## BRIEF:
Return the data below unchanged. Drop any pictures.

· · · · · · ·

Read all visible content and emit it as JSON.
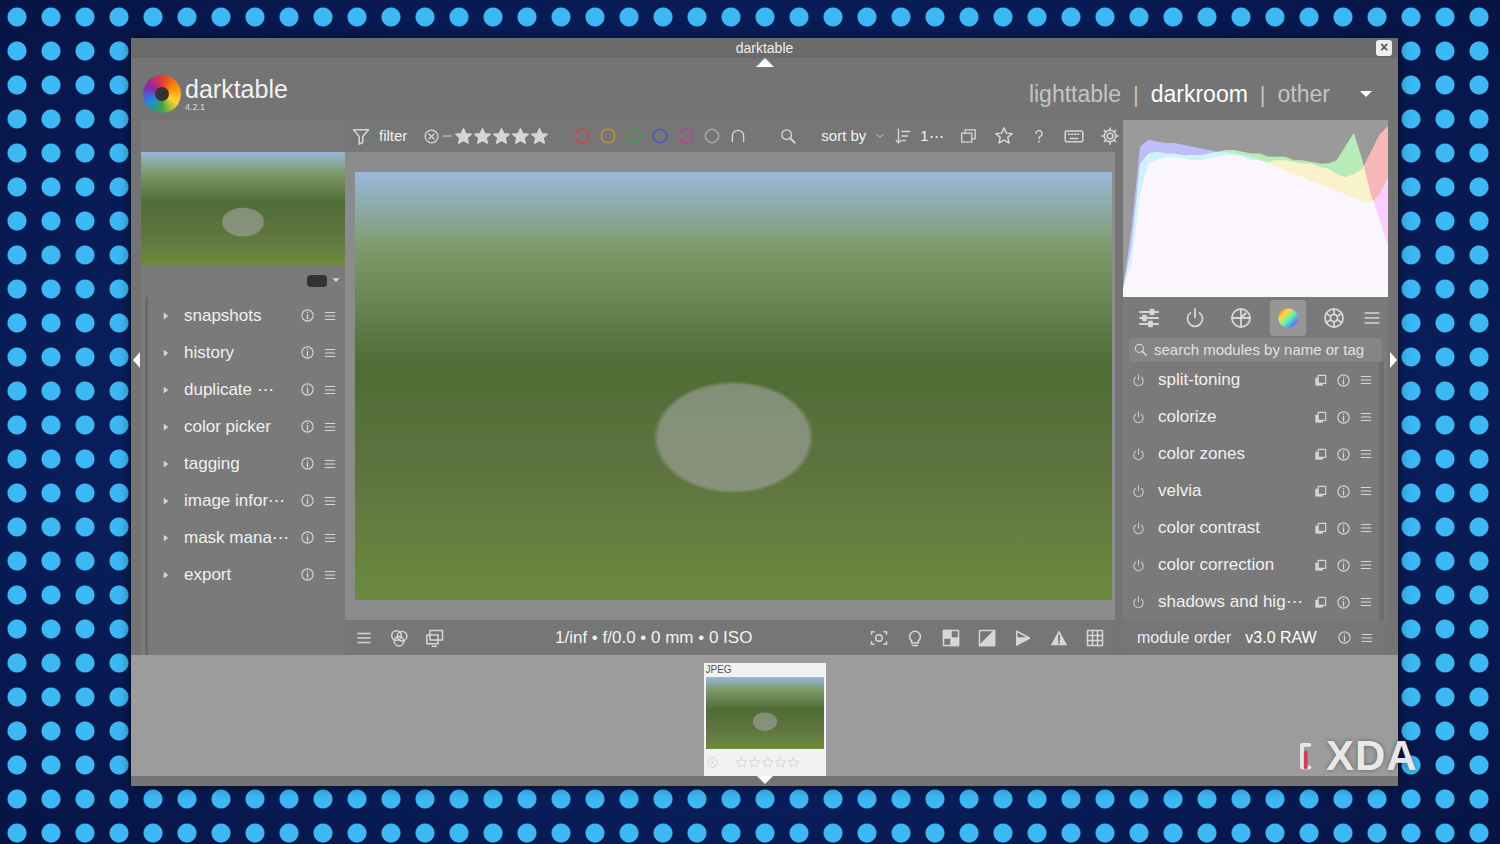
{
  "window": {
    "title": "darktable",
    "close": "×"
  },
  "app": {
    "name": "darktable",
    "version": "4.2.1"
  },
  "views": {
    "items": [
      {
        "label": "lighttable",
        "selected": false
      },
      {
        "label": "darkroom",
        "selected": true
      },
      {
        "label": "other",
        "selected": false
      }
    ],
    "separator": "|"
  },
  "left_panel": {
    "modules": [
      {
        "label": "snapshots",
        "expanded": false
      },
      {
        "label": "history",
        "expanded": false
      },
      {
        "label": "duplicate ⋯",
        "expanded": false
      },
      {
        "label": "color picker",
        "expanded": false
      },
      {
        "label": "tagging",
        "expanded": false
      },
      {
        "label": "image infor⋯",
        "expanded": false
      },
      {
        "label": "mask mana⋯",
        "expanded": false
      },
      {
        "label": "export",
        "expanded": false
      }
    ]
  },
  "toolbar": {
    "filter": "filter",
    "rating_filter": {
      "stars": 5
    },
    "color_labels": [
      {
        "color": "#c94848"
      },
      {
        "color": "#c8903a"
      },
      {
        "color": "#3f9a48"
      },
      {
        "color": "#4a5ab8"
      },
      {
        "color": "#b8429a"
      },
      {
        "color": "#a8a8a8"
      }
    ],
    "sort_by": "sort by",
    "sort_field": "1⋯"
  },
  "image_info": "1/inf • f/0.0 • 0 mm • 0 ISO",
  "histogram": {
    "series": [
      {
        "color": "#e84848",
        "values": [
          5,
          20,
          60,
          78,
          80,
          82,
          82,
          81,
          80,
          80,
          81,
          82,
          83,
          83,
          82,
          80,
          80,
          79,
          80,
          80,
          79,
          78,
          78,
          76,
          75,
          72,
          70,
          72,
          75,
          85,
          95,
          100
        ]
      },
      {
        "color": "#48d048",
        "values": [
          5,
          30,
          78,
          84,
          85,
          84,
          84,
          83,
          83,
          83,
          84,
          85,
          86,
          86,
          85,
          84,
          84,
          82,
          82,
          82,
          80,
          80,
          79,
          78,
          78,
          80,
          88,
          96,
          80,
          60,
          45,
          30
        ]
      },
      {
        "color": "#5858f0",
        "values": [
          5,
          40,
          88,
          92,
          91,
          90,
          90,
          89,
          88,
          87,
          86,
          85,
          85,
          84,
          83,
          82,
          80,
          78,
          76,
          74,
          72,
          70,
          68,
          66,
          64,
          62,
          60,
          58,
          56,
          55,
          60,
          70
        ]
      }
    ]
  },
  "module_groups": [
    {
      "kind": "quick",
      "selected": false
    },
    {
      "kind": "active",
      "selected": false
    },
    {
      "kind": "base",
      "selected": false
    },
    {
      "kind": "color",
      "selected": true
    },
    {
      "kind": "effect",
      "selected": false
    }
  ],
  "module_search": {
    "placeholder": "search modules by name or tag"
  },
  "modules": [
    {
      "label": "split-toning",
      "on": false
    },
    {
      "label": "colorize",
      "on": false
    },
    {
      "label": "color zones",
      "on": false
    },
    {
      "label": "velvia",
      "on": false
    },
    {
      "label": "color contrast",
      "on": false
    },
    {
      "label": "color correction",
      "on": false
    },
    {
      "label": "shadows and hig⋯",
      "on": false
    }
  ],
  "module_order": {
    "label": "module order",
    "value": "v3.0 RAW"
  },
  "filmstrip": {
    "items": [
      {
        "format": "JPEG",
        "stars": 0,
        "selected": true
      }
    ]
  },
  "watermark": "XDA"
}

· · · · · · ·

## FINISHED TASK:
Read all visible content and emit it as JSON.
{
  "window": {
    "title": "darktable",
    "close": "×"
  },
  "app": {
    "name": "darktable",
    "version": "4.2.1"
  },
  "views": {
    "items": [
      {
        "label": "lighttable",
        "selected": false
      },
      {
        "label": "darkroom",
        "selected": true
      },
      {
        "label": "other",
        "selected": false
      }
    ],
    "separator": "|"
  },
  "left_panel": {
    "modules": [
      {
        "label": "snapshots",
        "expanded": false
      },
      {
        "label": "history",
        "expanded": false
      },
      {
        "label": "duplicate ⋯",
        "expanded": false
      },
      {
        "label": "color picker",
        "expanded": false
      },
      {
        "label": "tagging",
        "expanded": false
      },
      {
        "label": "image infor⋯",
        "expanded": false
      },
      {
        "label": "mask mana⋯",
        "expanded": false
      },
      {
        "label": "export",
        "expanded": false
      }
    ]
  },
  "toolbar": {
    "filter": "filter",
    "rating_filter": {
      "stars": 5
    },
    "color_labels": [
      {
        "color": "#c94848"
      },
      {
        "color": "#c8903a"
      },
      {
        "color": "#3f9a48"
      },
      {
        "color": "#4a5ab8"
      },
      {
        "color": "#b8429a"
      },
      {
        "color": "#a8a8a8"
      }
    ],
    "sort_by": "sort by",
    "sort_field": "1⋯"
  },
  "image_info": "1/inf • f/0.0 • 0 mm • 0 ISO",
  "histogram": {
    "series": [
      {
        "color": "#e84848",
        "values": [
          5,
          20,
          60,
          78,
          80,
          82,
          82,
          81,
          80,
          80,
          81,
          82,
          83,
          83,
          82,
          80,
          80,
          79,
          80,
          80,
          79,
          78,
          78,
          76,
          75,
          72,
          70,
          72,
          75,
          85,
          95,
          100
        ]
      },
      {
        "color": "#48d048",
        "values": [
          5,
          30,
          78,
          84,
          85,
          84,
          84,
          83,
          83,
          83,
          84,
          85,
          86,
          86,
          85,
          84,
          84,
          82,
          82,
          82,
          80,
          80,
          79,
          78,
          78,
          80,
          88,
          96,
          80,
          60,
          45,
          30
        ]
      },
      {
        "color": "#5858f0",
        "values": [
          5,
          40,
          88,
          92,
          91,
          90,
          90,
          89,
          88,
          87,
          86,
          85,
          85,
          84,
          83,
          82,
          80,
          78,
          76,
          74,
          72,
          70,
          68,
          66,
          64,
          62,
          60,
          58,
          56,
          55,
          60,
          70
        ]
      }
    ]
  },
  "module_groups": [
    {
      "kind": "quick",
      "selected": false
    },
    {
      "kind": "active",
      "selected": false
    },
    {
      "kind": "base",
      "selected": false
    },
    {
      "kind": "color",
      "selected": true
    },
    {
      "kind": "effect",
      "selected": false
    }
  ],
  "module_search": {
    "placeholder": "search modules by name or tag"
  },
  "modules": [
    {
      "label": "split-toning",
      "on": false
    },
    {
      "label": "colorize",
      "on": false
    },
    {
      "label": "color zones",
      "on": false
    },
    {
      "label": "velvia",
      "on": false
    },
    {
      "label": "color contrast",
      "on": false
    },
    {
      "label": "color correction",
      "on": false
    },
    {
      "label": "shadows and hig⋯",
      "on": false
    }
  ],
  "module_order": {
    "label": "module order",
    "value": "v3.0 RAW"
  },
  "filmstrip": {
    "items": [
      {
        "format": "JPEG",
        "stars": 0,
        "selected": true
      }
    ]
  },
  "watermark": "XDA"
}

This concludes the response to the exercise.